# [Requirement]
An exact repetition of the records is required. Leave nothing out.

--- Records shown Enclosed Below ---

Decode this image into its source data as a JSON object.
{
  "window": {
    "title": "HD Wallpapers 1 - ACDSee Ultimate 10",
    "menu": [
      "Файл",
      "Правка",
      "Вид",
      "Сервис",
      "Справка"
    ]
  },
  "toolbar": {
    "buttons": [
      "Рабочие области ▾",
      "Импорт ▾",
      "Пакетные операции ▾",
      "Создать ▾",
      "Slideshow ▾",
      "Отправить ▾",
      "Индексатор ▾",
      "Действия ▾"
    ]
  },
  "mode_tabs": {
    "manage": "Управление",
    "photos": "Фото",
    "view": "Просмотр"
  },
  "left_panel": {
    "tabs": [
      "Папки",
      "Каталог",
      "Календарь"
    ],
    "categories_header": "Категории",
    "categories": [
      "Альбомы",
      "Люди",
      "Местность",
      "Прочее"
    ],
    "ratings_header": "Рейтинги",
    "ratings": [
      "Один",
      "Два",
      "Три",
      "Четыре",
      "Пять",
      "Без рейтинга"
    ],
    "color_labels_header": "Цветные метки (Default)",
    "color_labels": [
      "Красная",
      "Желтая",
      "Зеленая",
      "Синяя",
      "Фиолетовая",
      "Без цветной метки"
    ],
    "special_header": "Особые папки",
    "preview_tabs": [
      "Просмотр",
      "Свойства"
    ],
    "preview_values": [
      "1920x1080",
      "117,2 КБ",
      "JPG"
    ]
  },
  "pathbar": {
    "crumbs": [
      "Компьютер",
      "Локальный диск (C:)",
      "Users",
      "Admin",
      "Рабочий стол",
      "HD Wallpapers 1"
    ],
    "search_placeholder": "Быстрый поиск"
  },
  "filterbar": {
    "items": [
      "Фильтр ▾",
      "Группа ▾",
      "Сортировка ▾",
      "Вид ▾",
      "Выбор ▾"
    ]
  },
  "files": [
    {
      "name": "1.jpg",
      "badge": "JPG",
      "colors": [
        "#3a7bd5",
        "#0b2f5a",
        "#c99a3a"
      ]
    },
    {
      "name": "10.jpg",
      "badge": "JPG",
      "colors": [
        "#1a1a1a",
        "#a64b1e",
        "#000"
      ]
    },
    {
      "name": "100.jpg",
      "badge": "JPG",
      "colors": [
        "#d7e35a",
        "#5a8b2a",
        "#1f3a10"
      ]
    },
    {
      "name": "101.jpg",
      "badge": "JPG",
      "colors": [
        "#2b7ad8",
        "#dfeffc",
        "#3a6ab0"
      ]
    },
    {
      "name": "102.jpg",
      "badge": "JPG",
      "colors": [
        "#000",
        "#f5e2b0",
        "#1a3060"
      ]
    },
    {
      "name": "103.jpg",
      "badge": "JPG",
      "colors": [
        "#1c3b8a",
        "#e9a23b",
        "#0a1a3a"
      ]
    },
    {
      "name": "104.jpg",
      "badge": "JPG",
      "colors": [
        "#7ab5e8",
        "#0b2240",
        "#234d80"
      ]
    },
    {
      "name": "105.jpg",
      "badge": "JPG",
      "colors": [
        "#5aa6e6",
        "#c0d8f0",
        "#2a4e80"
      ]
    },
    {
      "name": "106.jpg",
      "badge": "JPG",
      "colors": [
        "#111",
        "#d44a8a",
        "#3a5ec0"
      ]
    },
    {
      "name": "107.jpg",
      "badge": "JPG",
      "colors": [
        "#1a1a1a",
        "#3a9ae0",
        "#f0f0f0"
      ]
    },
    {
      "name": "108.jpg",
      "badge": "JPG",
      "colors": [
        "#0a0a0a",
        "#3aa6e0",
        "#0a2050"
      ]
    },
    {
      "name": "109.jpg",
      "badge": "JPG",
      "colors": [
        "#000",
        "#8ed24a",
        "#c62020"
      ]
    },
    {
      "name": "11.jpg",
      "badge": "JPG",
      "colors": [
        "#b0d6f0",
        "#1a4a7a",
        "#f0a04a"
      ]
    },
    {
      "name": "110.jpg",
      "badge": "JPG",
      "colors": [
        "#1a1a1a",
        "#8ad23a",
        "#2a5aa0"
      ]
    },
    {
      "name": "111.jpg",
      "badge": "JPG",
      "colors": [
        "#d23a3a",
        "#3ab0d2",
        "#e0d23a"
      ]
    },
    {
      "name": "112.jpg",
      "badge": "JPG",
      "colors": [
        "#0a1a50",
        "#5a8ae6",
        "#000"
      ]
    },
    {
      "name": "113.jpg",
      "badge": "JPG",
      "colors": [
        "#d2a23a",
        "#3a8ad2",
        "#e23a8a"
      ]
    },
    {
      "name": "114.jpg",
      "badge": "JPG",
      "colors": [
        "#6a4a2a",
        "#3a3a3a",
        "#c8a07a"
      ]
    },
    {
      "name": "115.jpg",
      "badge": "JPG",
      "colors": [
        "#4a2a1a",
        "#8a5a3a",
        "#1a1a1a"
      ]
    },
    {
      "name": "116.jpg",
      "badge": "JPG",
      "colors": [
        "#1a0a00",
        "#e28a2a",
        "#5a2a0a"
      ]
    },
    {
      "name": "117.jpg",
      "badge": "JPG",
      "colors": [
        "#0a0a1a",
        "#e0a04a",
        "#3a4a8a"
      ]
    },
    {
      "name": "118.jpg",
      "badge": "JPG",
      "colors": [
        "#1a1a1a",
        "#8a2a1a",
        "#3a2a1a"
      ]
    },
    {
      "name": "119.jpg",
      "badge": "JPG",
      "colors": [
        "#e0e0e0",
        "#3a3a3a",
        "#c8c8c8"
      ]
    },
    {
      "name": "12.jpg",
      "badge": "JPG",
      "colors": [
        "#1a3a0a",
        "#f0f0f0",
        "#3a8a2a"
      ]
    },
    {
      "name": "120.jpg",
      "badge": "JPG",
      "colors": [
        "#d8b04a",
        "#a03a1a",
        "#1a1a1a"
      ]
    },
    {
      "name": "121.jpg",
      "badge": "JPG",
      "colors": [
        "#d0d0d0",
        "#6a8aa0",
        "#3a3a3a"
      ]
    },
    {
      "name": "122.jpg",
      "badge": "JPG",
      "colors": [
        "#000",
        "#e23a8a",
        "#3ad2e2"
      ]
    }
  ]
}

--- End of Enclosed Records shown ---

# [Result of the exercise]
Decode this image into its source data as a JSON object.
{
  "window": {
    "title": "HD Wallpapers 1 - ACDSee Ultimate 10",
    "menu": [
      "Файл",
      "Правка",
      "Вид",
      "Сервис",
      "Справка"
    ]
  },
  "toolbar": {
    "buttons": [
      "Рабочие области ▾",
      "Импорт ▾",
      "Пакетные операции ▾",
      "Создать ▾",
      "Slideshow ▾",
      "Отправить ▾",
      "Индексатор ▾",
      "Действия ▾"
    ]
  },
  "mode_tabs": {
    "manage": "Управление",
    "photos": "Фото",
    "view": "Просмотр"
  },
  "left_panel": {
    "tabs": [
      "Папки",
      "Каталог",
      "Календарь"
    ],
    "categories_header": "Категории",
    "categories": [
      "Альбомы",
      "Люди",
      "Местность",
      "Прочее"
    ],
    "ratings_header": "Рейтинги",
    "ratings": [
      "Один",
      "Два",
      "Три",
      "Четыре",
      "Пять",
      "Без рейтинга"
    ],
    "color_labels_header": "Цветные метки (Default)",
    "color_labels": [
      "Красная",
      "Желтая",
      "Зеленая",
      "Синяя",
      "Фиолетовая",
      "Без цветной метки"
    ],
    "special_header": "Особые папки",
    "preview_tabs": [
      "Просмотр",
      "Свойства"
    ],
    "preview_values": [
      "1920x1080",
      "117,2 КБ",
      "JPG"
    ]
  },
  "pathbar": {
    "crumbs": [
      "Компьютер",
      "Локальный диск (C:)",
      "Users",
      "Admin",
      "Рабочий стол",
      "HD Wallpapers 1"
    ],
    "search_placeholder": "Быстрый поиск"
  },
  "filterbar": {
    "items": [
      "Фильтр ▾",
      "Группа ▾",
      "Сортировка ▾",
      "Вид ▾",
      "Выбор ▾"
    ]
  },
  "files": [
    {
      "name": "1.jpg",
      "badge": "JPG",
      "colors": [
        "#3a7bd5",
        "#0b2f5a",
        "#c99a3a"
      ]
    },
    {
      "name": "10.jpg",
      "badge": "JPG",
      "colors": [
        "#1a1a1a",
        "#a64b1e",
        "#000"
      ]
    },
    {
      "name": "100.jpg",
      "badge": "JPG",
      "colors": [
        "#d7e35a",
        "#5a8b2a",
        "#1f3a10"
      ]
    },
    {
      "name": "101.jpg",
      "badge": "JPG",
      "colors": [
        "#2b7ad8",
        "#dfeffc",
        "#3a6ab0"
      ]
    },
    {
      "name": "102.jpg",
      "badge": "JPG",
      "colors": [
        "#000",
        "#f5e2b0",
        "#1a3060"
      ]
    },
    {
      "name": "103.jpg",
      "badge": "JPG",
      "colors": [
        "#1c3b8a",
        "#e9a23b",
        "#0a1a3a"
      ]
    },
    {
      "name": "104.jpg",
      "badge": "JPG",
      "colors": [
        "#7ab5e8",
        "#0b2240",
        "#234d80"
      ]
    },
    {
      "name": "105.jpg",
      "badge": "JPG",
      "colors": [
        "#5aa6e6",
        "#c0d8f0",
        "#2a4e80"
      ]
    },
    {
      "name": "106.jpg",
      "badge": "JPG",
      "colors": [
        "#111",
        "#d44a8a",
        "#3a5ec0"
      ]
    },
    {
      "name": "107.jpg",
      "badge": "JPG",
      "colors": [
        "#1a1a1a",
        "#3a9ae0",
        "#f0f0f0"
      ]
    },
    {
      "name": "108.jpg",
      "badge": "JPG",
      "colors": [
        "#0a0a0a",
        "#3aa6e0",
        "#0a2050"
      ]
    },
    {
      "name": "109.jpg",
      "badge": "JPG",
      "colors": [
        "#000",
        "#8ed24a",
        "#c62020"
      ]
    },
    {
      "name": "11.jpg",
      "badge": "JPG",
      "colors": [
        "#b0d6f0",
        "#1a4a7a",
        "#f0a04a"
      ]
    },
    {
      "name": "110.jpg",
      "badge": "JPG",
      "colors": [
        "#1a1a1a",
        "#8ad23a",
        "#2a5aa0"
      ]
    },
    {
      "name": "111.jpg",
      "badge": "JPG",
      "colors": [
        "#d23a3a",
        "#3ab0d2",
        "#e0d23a"
      ]
    },
    {
      "name": "112.jpg",
      "badge": "JPG",
      "colors": [
        "#0a1a50",
        "#5a8ae6",
        "#000"
      ]
    },
    {
      "name": "113.jpg",
      "badge": "JPG",
      "colors": [
        "#d2a23a",
        "#3a8ad2",
        "#e23a8a"
      ]
    },
    {
      "name": "114.jpg",
      "badge": "JPG",
      "colors": [
        "#6a4a2a",
        "#3a3a3a",
        "#c8a07a"
      ]
    },
    {
      "name": "115.jpg",
      "badge": "JPG",
      "colors": [
        "#4a2a1a",
        "#8a5a3a",
        "#1a1a1a"
      ]
    },
    {
      "name": "116.jpg",
      "badge": "JPG",
      "colors": [
        "#1a0a00",
        "#e28a2a",
        "#5a2a0a"
      ]
    },
    {
      "name": "117.jpg",
      "badge": "JPG",
      "colors": [
        "#0a0a1a",
        "#e0a04a",
        "#3a4a8a"
      ]
    },
    {
      "name": "118.jpg",
      "badge": "JPG",
      "colors": [
        "#1a1a1a",
        "#8a2a1a",
        "#3a2a1a"
      ]
    },
    {
      "name": "119.jpg",
      "badge": "JPG",
      "colors": [
        "#e0e0e0",
        "#3a3a3a",
        "#c8c8c8"
      ]
    },
    {
      "name": "12.jpg",
      "badge": "JPG",
      "colors": [
        "#1a3a0a",
        "#f0f0f0",
        "#3a8a2a"
      ]
    },
    {
      "name": "120.jpg",
      "badge": "JPG",
      "colors": [
        "#d8b04a",
        "#a03a1a",
        "#1a1a1a"
      ]
    },
    {
      "name": "121.jpg",
      "badge": "JPG",
      "colors": [
        "#d0d0d0",
        "#6a8aa0",
        "#3a3a3a"
      ]
    },
    {
      "name": "122.jpg",
      "badge": "JPG",
      "colors": [
        "#000",
        "#e23a8a",
        "#3ad2e2"
      ]
    }
  ]
}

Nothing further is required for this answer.